As mind-boggling as the sangfroid with which Sutherland ascended to this summit of Lyric Art on her first attempt is the fact that Norma remained in her repertory for nearly twenty-six years. Amassing more than 120 performances of the rôle in the quarter-century spanning the period from her Vancouver performances to those for Opera Pacific and Michigan Opera Theatre, she is likely the most-heard Norma in the opera’s history. In a Los Angeles Times interview after a rehearsal for one of her valedictory Costa Mesa Normas in 1989, Sutherland responded to a question about bel canto purists who objected to her downward transpositions of certain passages by saying, ‘Well, the purists don’t have to sing, do they?’ This epitomizes her candor and no-nonsense approach to maintaining equilibrium among service to the composer, management of her vocal resources, and fulfilling audiences’ expectations. Listening to Immortal Performances’ edition of this Vancouver Opera Norma has given me pause to consider why Norma is my favorite opera—a favorite opera alongside Händel’s Tamerlano, Verdi’s Don Carlos and Strauss’s Die Frau ohne Schatten, that is. The enchantingly diverse Normas of Gina Cigna, Zinka Milanov, Maria Callas, Leyla Gencer, Cristina Deutekom, Rita Hunter, and Marisa Galvany are those that have molded my understanding of the opera’s theatrical potential, but hearing this Vancouver performance with the clarity and scope of detail that Richard Caniell’s restoration facilitates causes me to fully appreciate and extol the extent to which Dame Joan Sutherland is as responsible as Bellini might claim to be for my love for Norma.

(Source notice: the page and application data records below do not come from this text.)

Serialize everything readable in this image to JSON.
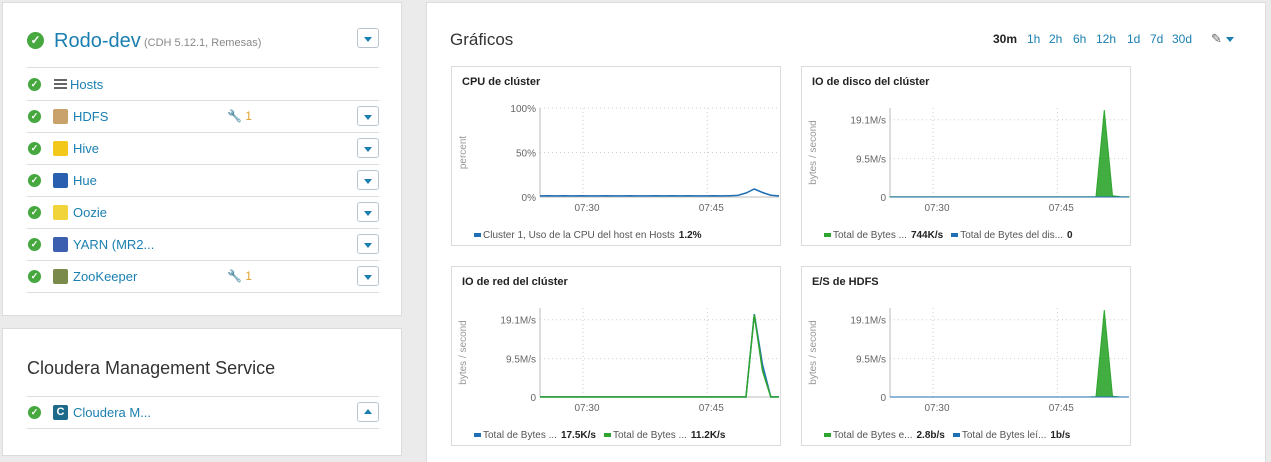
{
  "cluster": {
    "name": "Rodo-dev",
    "subtitle": "(CDH 5.12.1, Remesas)",
    "hosts_label": "Hosts",
    "services": [
      {
        "name": "HDFS",
        "icon": "hdfs-icon",
        "badge": "1",
        "icon_color": "#c8a26a"
      },
      {
        "name": "Hive",
        "icon": "hive-icon",
        "badge": "",
        "icon_color": "#f2c81a"
      },
      {
        "name": "Hue",
        "icon": "hue-icon",
        "badge": "",
        "icon_color": "#2a5fb0"
      },
      {
        "name": "Oozie",
        "icon": "oozie-icon",
        "badge": "",
        "icon_color": "#f0d43a"
      },
      {
        "name": "YARN (MR2...",
        "icon": "yarn-icon",
        "badge": "",
        "icon_color": "#3c5fb0"
      },
      {
        "name": "ZooKeeper",
        "icon": "zookeeper-icon",
        "badge": "1",
        "icon_color": "#7a8a4a"
      }
    ]
  },
  "management": {
    "title": "Cloudera Management Service",
    "service": {
      "name": "Cloudera M...",
      "icon": "cloudera-icon",
      "icon_color": "#1d6a8a"
    }
  },
  "charts_panel": {
    "title": "Gráficos",
    "ranges": [
      "30m",
      "1h",
      "2h",
      "6h",
      "12h",
      "1d",
      "7d",
      "30d"
    ],
    "active_range": "30m"
  },
  "colors": {
    "link": "#1a7fb0",
    "ok": "#46a83f",
    "series_blue": "#1f6fb5",
    "series_green": "#2ea52e"
  },
  "chart_data": [
    {
      "type": "line",
      "title": "CPU de clúster",
      "ylabel": "percent",
      "yticks": [
        "100%",
        "50%",
        "0%"
      ],
      "xticks": [
        "07:30",
        "07:45"
      ],
      "ylim": [
        0,
        100
      ],
      "series": [
        {
          "name": "Cluster 1, Uso de la CPU del host en Hosts",
          "value_label": "1.2%",
          "color": "#1f6fb5",
          "values": [
            1.2,
            1.3,
            1.2,
            1.4,
            1.2,
            1.3,
            1.2,
            1.2,
            1.3,
            1.2,
            1.2,
            1.3,
            1.2,
            1.2,
            1.3,
            1.2,
            1.4,
            1.2,
            1.3,
            1.2,
            1.2,
            1.3,
            1.2,
            1.5,
            1.8,
            4.5,
            9,
            5,
            2,
            1.2
          ]
        }
      ]
    },
    {
      "type": "area",
      "title": "IO de disco del clúster",
      "ylabel": "bytes / second",
      "yticks": [
        "19.1M/s",
        "9.5M/s",
        "0"
      ],
      "xticks": [
        "07:30",
        "07:45"
      ],
      "ylim": [
        0,
        22
      ],
      "series": [
        {
          "name": "Total de Bytes ...",
          "value_label": "744K/s",
          "color": "#2ea52e",
          "values": [
            0.05,
            0.05,
            0.05,
            0.05,
            0.05,
            0.05,
            0.05,
            0.05,
            0.05,
            0.05,
            0.05,
            0.05,
            0.05,
            0.05,
            0.05,
            0.05,
            0.05,
            0.05,
            0.05,
            0.05,
            0.05,
            0.05,
            0.05,
            0.05,
            0.05,
            0.1,
            21.5,
            0.3,
            0.05,
            0.05
          ]
        },
        {
          "name": "Total de Bytes del dis...",
          "value_label": "0",
          "color": "#1f6fb5",
          "values": [
            0,
            0,
            0,
            0,
            0,
            0,
            0,
            0,
            0,
            0,
            0,
            0,
            0,
            0,
            0,
            0,
            0,
            0,
            0,
            0,
            0,
            0,
            0,
            0,
            0,
            0,
            0,
            0,
            0,
            0
          ]
        }
      ]
    },
    {
      "type": "line",
      "title": "IO de red del clúster",
      "ylabel": "bytes / second",
      "yticks": [
        "19.1M/s",
        "9.5M/s",
        "0"
      ],
      "xticks": [
        "07:30",
        "07:45"
      ],
      "ylim": [
        0,
        22
      ],
      "series": [
        {
          "name": "Total de Bytes ...",
          "value_label": "17.5K/s",
          "color": "#1f6fb5",
          "values": [
            0.02,
            0.02,
            0.02,
            0.02,
            0.02,
            0.02,
            0.02,
            0.02,
            0.02,
            0.02,
            0.02,
            0.02,
            0.02,
            0.02,
            0.02,
            0.02,
            0.02,
            0.02,
            0.02,
            0.02,
            0.02,
            0.02,
            0.02,
            0.02,
            0.02,
            0.02,
            20.5,
            8,
            0.02,
            0.02
          ]
        },
        {
          "name": "Total de Bytes ...",
          "value_label": "11.2K/s",
          "color": "#2ea52e",
          "values": [
            0.01,
            0.01,
            0.01,
            0.01,
            0.01,
            0.01,
            0.01,
            0.01,
            0.01,
            0.01,
            0.01,
            0.01,
            0.01,
            0.01,
            0.01,
            0.01,
            0.01,
            0.01,
            0.01,
            0.01,
            0.01,
            0.01,
            0.01,
            0.01,
            0.01,
            0.01,
            20.3,
            6.5,
            0.01,
            0.01
          ]
        }
      ]
    },
    {
      "type": "area",
      "title": "E/S de HDFS",
      "ylabel": "bytes / second",
      "yticks": [
        "19.1M/s",
        "9.5M/s",
        "0"
      ],
      "xticks": [
        "07:30",
        "07:45"
      ],
      "ylim": [
        0,
        22
      ],
      "series": [
        {
          "name": "Total de Bytes e...",
          "value_label": "2.8b/s",
          "color": "#2ea52e",
          "values": [
            0,
            0,
            0,
            0,
            0,
            0,
            0,
            0,
            0,
            0,
            0,
            0,
            0,
            0,
            0,
            0,
            0,
            0,
            0,
            0,
            0,
            0,
            0,
            0,
            0,
            0.1,
            21.5,
            0.2,
            0,
            0
          ]
        },
        {
          "name": "Total de Bytes leí...",
          "value_label": "1b/s",
          "color": "#1f6fb5",
          "values": [
            0,
            0,
            0,
            0,
            0,
            0,
            0,
            0,
            0,
            0,
            0,
            0,
            0,
            0,
            0,
            0,
            0,
            0,
            0,
            0,
            0,
            0,
            0,
            0,
            0,
            0,
            0,
            0,
            0,
            0
          ]
        }
      ]
    }
  ]
}
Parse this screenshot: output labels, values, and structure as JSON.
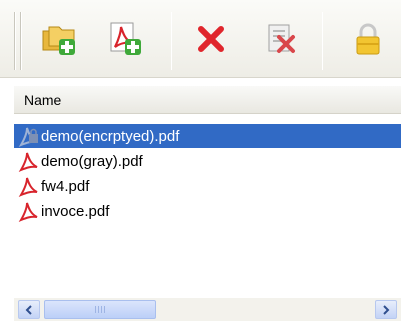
{
  "toolbar": {
    "buttons": [
      {
        "id": "add-folder",
        "icon": "add-folder-icon"
      },
      {
        "id": "add-pdf",
        "icon": "add-pdf-icon"
      },
      {
        "id": "remove",
        "icon": "red-x-icon"
      },
      {
        "id": "remove-all",
        "icon": "clear-list-icon"
      },
      {
        "id": "encrypt",
        "icon": "padlock-icon"
      }
    ]
  },
  "list": {
    "column_name": "Name",
    "files": [
      {
        "name": "demo(encrptyed).pdf",
        "icon": "encrypted-pdf-icon",
        "selected": true
      },
      {
        "name": "demo(gray).pdf",
        "icon": "pdf-icon",
        "selected": false
      },
      {
        "name": "fw4.pdf",
        "icon": "pdf-icon",
        "selected": false
      },
      {
        "name": "invoce.pdf",
        "icon": "pdf-icon",
        "selected": false
      }
    ]
  },
  "colors": {
    "selection": "#316ac5",
    "pdf_red": "#d8242c",
    "toolbar_bg": "#f3f2ec"
  }
}
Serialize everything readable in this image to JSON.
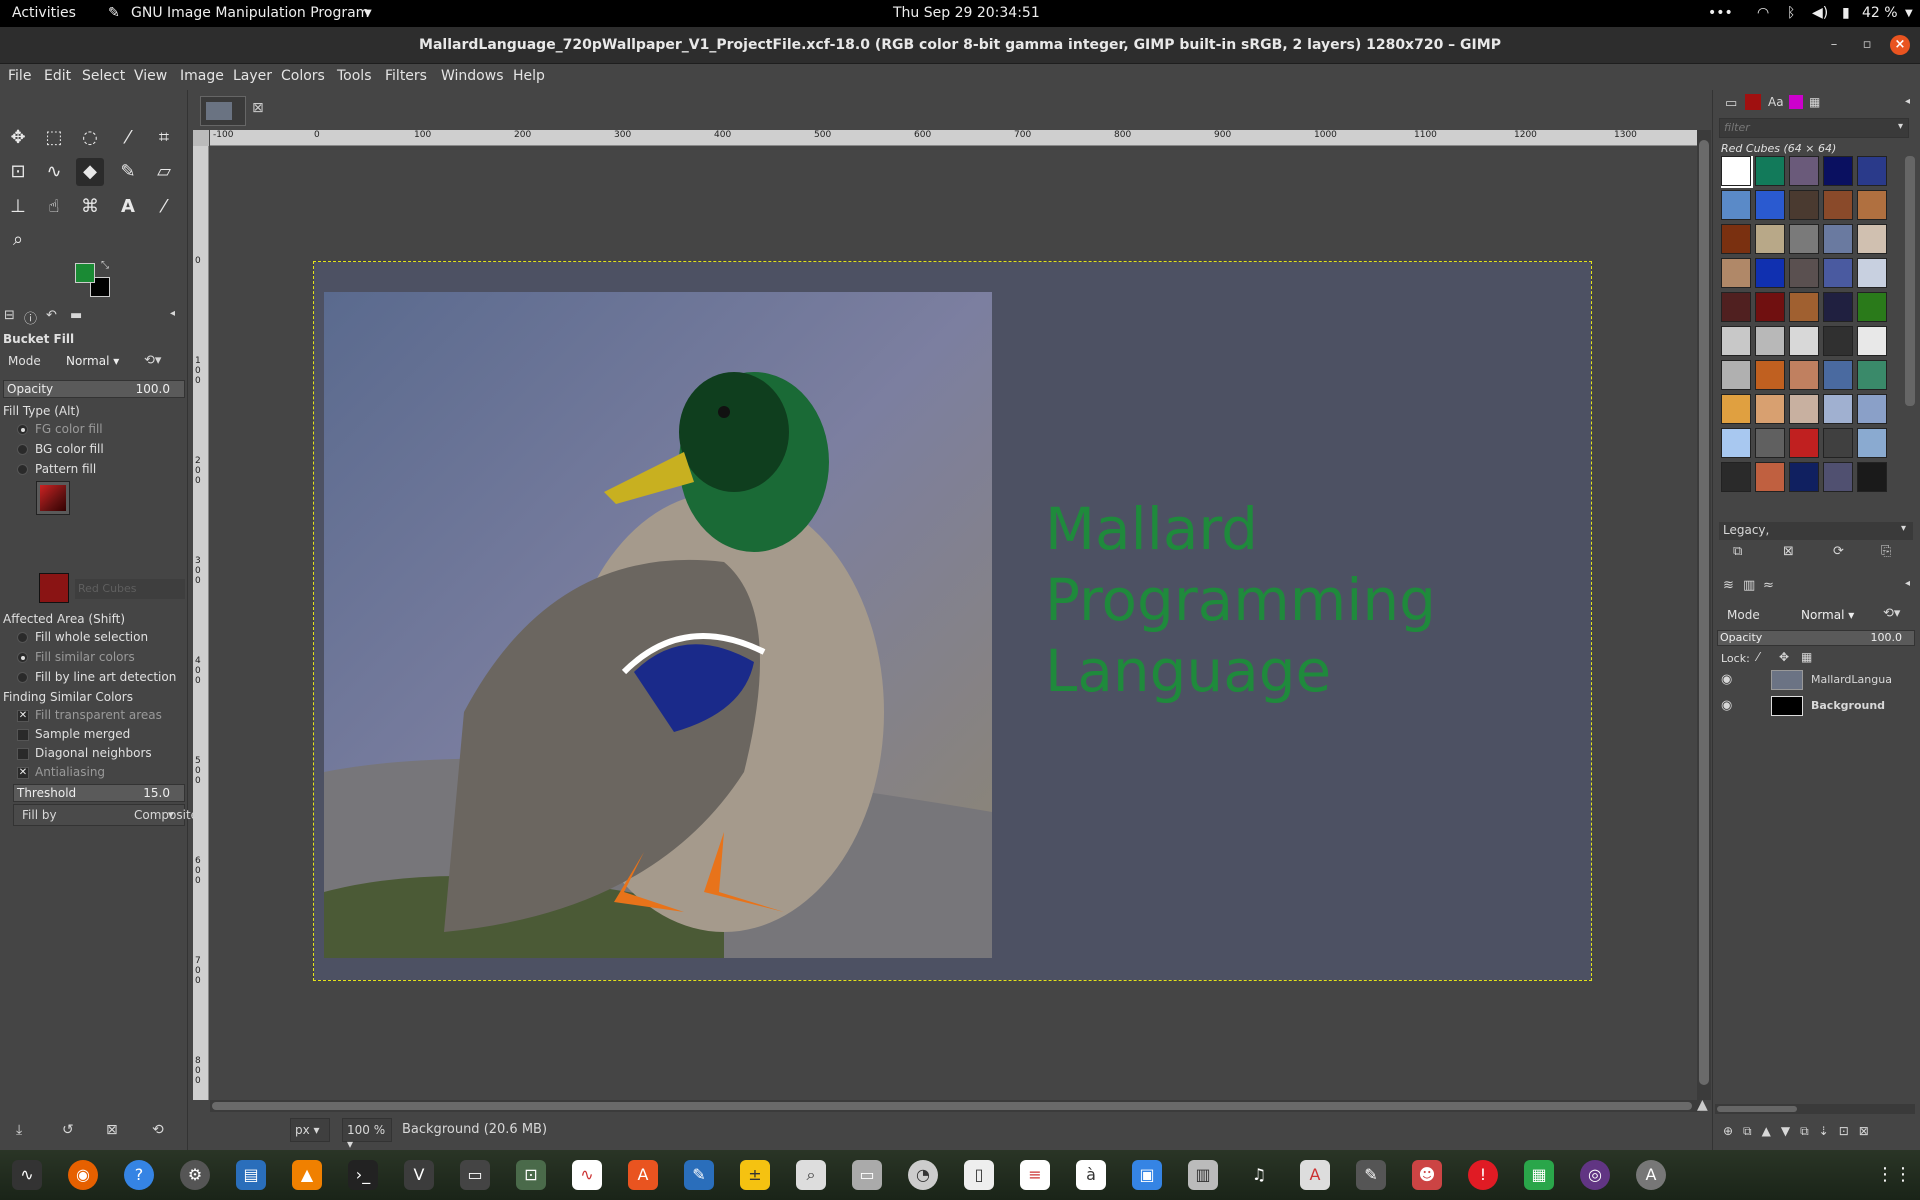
{
  "topbar": {
    "activities": "Activities",
    "app_name": "GNU Image Manipulation Program",
    "clock": "Thu Sep 29  20:34:51",
    "more": "•••",
    "battery": "42 %"
  },
  "window": {
    "title": "MallardLanguage_720pWallpaper_V1_ProjectFile.xcf-18.0 (RGB color 8-bit gamma integer, GIMP built-in sRGB, 2 layers) 1280x720 – GIMP"
  },
  "menu": [
    "File",
    "Edit",
    "Select",
    "View",
    "Image",
    "Layer",
    "Colors",
    "Tools",
    "Filters",
    "Windows",
    "Help"
  ],
  "colors": {
    "fg": "#1a8a34",
    "bg": "#000000",
    "accent": "#e95420",
    "slogan": "#1f8a3c",
    "selection": "#e3e31a"
  },
  "tool_options": {
    "title": "Bucket Fill",
    "mode_label": "Mode",
    "mode_value": "Normal",
    "opacity_label": "Opacity",
    "opacity_value": "100.0",
    "fill_type_label": "Fill Type  (Alt)",
    "fill_types": [
      "FG color fill",
      "BG color fill",
      "Pattern fill"
    ],
    "fill_type_selected": 0,
    "pattern_name": "Red Cubes",
    "affected_label": "Affected Area  (Shift)",
    "affected": [
      "Fill whole selection",
      "Fill similar colors",
      "Fill by line art detection"
    ],
    "affected_selected": 1,
    "similar_label": "Finding Similar Colors",
    "similar_options": [
      {
        "label": "Fill transparent areas",
        "checked": true
      },
      {
        "label": "Sample merged",
        "checked": false
      },
      {
        "label": "Diagonal neighbors",
        "checked": false
      },
      {
        "label": "Antialiasing",
        "checked": true
      }
    ],
    "threshold_label": "Threshold",
    "threshold_value": "15.0",
    "fillby_label": "Fill by",
    "fillby_value": "Composite"
  },
  "canvas": {
    "slogan_lines": [
      "Mallard",
      "Programming",
      "Language"
    ],
    "ruler_h": [
      "-100",
      "0",
      "100",
      "200",
      "300",
      "400",
      "500",
      "600",
      "700",
      "800",
      "900",
      "1000",
      "1100",
      "1200",
      "1300"
    ],
    "ruler_v": [
      "0",
      "1 0 0",
      "2 0 0",
      "3 0 0",
      "4 0 0",
      "5 0 0",
      "6 0 0",
      "7 0 0",
      "8 0 0"
    ]
  },
  "status": {
    "unit": "px",
    "zoom": "100 %",
    "info": "Background (20.6 MB)"
  },
  "patterns": {
    "filter_placeholder": "filter",
    "current": "Red Cubes (64 × 64)",
    "tag": "Legacy,"
  },
  "layers": {
    "mode_label": "Mode",
    "mode_value": "Normal",
    "opacity_label": "Opacity",
    "opacity_value": "100.0",
    "lock_label": "Lock:",
    "items": [
      {
        "name": "MallardLangua",
        "visible": true
      },
      {
        "name": "Background",
        "visible": true
      }
    ]
  }
}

Belles of bel canto: Soprano Dame Joan Sutherland as Norma and mezzo-soprano Marilyn Horne as Adalgisa in Vincenzo Bellini’s Norma at the Metropolitan Opera in April 1970 [Photo by Louis Mélançon, © by The Metropolitan Opera]